> _WORK TO BE COMPLETED_:
Exactly how many lines below mention "class"? Answer with that number alone.

> _RECORDS FOR THIS TASK_:
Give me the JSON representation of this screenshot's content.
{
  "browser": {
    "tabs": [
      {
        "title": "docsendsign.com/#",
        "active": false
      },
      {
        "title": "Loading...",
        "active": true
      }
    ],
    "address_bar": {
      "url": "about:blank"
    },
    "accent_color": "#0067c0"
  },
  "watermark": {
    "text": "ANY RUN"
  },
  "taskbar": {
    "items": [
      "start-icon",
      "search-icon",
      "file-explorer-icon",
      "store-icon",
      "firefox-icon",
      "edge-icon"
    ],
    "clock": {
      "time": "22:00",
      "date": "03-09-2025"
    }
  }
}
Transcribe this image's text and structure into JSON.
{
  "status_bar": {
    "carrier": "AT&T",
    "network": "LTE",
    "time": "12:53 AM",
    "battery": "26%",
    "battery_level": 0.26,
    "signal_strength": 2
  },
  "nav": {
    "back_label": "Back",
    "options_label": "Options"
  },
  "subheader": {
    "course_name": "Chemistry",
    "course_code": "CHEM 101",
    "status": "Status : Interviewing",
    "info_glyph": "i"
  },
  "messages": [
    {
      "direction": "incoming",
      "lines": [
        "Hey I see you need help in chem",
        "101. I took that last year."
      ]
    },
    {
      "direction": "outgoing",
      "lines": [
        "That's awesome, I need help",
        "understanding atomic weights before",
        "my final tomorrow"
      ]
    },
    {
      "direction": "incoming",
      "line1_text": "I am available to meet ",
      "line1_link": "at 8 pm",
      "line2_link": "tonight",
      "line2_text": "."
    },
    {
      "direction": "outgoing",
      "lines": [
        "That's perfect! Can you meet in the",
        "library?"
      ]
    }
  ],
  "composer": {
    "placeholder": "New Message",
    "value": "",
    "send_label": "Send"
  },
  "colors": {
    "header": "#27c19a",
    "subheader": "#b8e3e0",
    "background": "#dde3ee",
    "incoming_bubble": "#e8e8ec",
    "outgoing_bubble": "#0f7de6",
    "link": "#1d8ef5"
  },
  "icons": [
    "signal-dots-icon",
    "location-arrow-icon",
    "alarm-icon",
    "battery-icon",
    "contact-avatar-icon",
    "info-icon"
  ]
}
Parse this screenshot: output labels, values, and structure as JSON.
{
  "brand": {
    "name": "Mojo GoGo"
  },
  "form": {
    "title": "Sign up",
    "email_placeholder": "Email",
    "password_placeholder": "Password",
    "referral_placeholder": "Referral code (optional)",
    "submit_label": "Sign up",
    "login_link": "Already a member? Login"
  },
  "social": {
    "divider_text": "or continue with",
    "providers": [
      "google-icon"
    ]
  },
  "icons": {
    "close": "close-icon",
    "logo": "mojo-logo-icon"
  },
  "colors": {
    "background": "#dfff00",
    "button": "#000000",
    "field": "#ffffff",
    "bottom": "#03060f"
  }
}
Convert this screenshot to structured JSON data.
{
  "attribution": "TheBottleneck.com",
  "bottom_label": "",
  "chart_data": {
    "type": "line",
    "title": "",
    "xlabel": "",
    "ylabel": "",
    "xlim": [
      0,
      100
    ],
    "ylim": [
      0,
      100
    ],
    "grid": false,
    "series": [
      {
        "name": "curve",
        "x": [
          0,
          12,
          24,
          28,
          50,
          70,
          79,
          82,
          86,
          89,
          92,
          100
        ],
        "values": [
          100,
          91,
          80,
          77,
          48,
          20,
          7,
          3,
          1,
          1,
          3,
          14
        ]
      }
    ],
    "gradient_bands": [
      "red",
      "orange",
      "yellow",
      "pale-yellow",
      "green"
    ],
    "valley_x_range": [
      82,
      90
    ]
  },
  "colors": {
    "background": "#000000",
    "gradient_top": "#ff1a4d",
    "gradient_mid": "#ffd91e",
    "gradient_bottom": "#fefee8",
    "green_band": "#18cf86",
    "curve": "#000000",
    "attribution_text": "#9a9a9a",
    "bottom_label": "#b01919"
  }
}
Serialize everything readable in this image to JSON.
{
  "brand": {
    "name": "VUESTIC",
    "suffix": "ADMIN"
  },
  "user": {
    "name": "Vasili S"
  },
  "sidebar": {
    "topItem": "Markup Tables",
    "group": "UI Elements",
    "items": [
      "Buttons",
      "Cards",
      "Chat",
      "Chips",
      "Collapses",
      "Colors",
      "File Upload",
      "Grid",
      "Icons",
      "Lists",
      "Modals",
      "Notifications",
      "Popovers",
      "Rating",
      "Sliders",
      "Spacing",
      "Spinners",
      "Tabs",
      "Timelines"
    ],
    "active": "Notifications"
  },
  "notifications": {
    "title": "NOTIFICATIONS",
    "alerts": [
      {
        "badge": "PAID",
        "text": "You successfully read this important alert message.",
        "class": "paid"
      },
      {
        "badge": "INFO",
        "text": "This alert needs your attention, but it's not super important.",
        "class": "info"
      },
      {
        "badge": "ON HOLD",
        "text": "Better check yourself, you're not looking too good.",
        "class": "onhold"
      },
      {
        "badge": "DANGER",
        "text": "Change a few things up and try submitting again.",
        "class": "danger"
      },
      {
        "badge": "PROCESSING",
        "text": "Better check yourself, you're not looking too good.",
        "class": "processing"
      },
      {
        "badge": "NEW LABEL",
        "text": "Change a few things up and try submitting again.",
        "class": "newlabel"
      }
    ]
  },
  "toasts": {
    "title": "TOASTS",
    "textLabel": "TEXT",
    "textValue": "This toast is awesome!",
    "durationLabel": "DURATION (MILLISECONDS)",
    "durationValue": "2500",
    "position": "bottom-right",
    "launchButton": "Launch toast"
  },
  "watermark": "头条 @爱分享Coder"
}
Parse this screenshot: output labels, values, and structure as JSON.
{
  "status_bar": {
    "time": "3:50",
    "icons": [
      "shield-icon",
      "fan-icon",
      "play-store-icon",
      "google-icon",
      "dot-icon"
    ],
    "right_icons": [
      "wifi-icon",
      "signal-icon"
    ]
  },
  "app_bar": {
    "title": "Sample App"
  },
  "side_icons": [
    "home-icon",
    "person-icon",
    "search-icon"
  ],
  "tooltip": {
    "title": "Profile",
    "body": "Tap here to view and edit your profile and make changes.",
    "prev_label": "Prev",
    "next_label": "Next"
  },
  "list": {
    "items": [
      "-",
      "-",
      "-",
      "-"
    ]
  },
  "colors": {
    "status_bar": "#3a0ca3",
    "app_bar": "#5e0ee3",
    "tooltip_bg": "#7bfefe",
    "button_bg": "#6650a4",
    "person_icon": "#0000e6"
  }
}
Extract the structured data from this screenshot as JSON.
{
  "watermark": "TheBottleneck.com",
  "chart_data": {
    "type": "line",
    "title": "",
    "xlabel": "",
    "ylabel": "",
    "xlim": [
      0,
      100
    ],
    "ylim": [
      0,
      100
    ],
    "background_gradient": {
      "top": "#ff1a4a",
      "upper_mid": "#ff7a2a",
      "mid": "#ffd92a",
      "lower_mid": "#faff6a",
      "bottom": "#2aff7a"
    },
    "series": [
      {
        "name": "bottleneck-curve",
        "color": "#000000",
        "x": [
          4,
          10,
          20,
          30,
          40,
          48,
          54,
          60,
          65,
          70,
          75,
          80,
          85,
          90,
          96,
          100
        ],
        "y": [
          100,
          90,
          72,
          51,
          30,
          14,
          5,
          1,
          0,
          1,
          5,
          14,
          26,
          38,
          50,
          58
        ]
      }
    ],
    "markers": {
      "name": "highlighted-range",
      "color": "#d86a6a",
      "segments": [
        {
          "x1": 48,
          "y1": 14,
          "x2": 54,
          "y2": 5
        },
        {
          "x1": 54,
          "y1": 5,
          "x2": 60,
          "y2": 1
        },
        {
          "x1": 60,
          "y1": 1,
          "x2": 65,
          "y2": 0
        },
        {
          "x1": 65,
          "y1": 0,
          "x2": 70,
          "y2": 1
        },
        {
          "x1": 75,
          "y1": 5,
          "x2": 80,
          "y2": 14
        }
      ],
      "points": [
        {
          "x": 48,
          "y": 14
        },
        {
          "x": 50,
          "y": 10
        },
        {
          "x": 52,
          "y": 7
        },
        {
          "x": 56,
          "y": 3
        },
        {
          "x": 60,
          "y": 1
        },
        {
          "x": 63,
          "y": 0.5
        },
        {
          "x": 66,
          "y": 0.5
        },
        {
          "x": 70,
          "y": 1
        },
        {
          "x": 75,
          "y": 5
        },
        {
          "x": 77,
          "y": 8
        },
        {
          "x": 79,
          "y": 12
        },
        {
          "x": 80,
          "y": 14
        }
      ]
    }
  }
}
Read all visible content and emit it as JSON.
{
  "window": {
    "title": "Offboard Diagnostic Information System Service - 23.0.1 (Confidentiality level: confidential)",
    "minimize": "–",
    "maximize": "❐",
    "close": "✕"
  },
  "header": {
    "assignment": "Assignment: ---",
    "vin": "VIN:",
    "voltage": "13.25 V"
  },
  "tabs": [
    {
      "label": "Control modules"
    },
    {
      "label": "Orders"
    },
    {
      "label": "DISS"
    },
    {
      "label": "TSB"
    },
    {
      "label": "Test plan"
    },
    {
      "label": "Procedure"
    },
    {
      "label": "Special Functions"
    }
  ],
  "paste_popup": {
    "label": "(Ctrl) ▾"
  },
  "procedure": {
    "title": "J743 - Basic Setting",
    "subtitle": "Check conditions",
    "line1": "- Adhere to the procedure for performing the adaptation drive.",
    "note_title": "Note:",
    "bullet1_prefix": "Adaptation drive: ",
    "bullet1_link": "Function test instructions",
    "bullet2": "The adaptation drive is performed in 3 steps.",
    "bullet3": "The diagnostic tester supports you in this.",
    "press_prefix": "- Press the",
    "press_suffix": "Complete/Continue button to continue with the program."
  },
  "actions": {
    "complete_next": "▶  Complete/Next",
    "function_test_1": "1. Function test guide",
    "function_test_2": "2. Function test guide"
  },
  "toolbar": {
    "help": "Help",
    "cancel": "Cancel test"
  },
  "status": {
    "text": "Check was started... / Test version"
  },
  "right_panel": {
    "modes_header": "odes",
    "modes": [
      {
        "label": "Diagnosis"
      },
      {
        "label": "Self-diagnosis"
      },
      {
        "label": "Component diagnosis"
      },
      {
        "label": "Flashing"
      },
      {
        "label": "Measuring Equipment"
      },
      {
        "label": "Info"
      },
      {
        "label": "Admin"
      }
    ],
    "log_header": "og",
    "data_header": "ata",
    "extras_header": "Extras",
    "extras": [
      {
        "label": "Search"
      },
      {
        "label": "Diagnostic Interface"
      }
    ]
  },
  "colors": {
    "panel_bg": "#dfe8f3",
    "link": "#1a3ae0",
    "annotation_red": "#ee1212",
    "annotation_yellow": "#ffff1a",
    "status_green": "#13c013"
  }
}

> _RESULT FOR THIS EXERCISE_:
6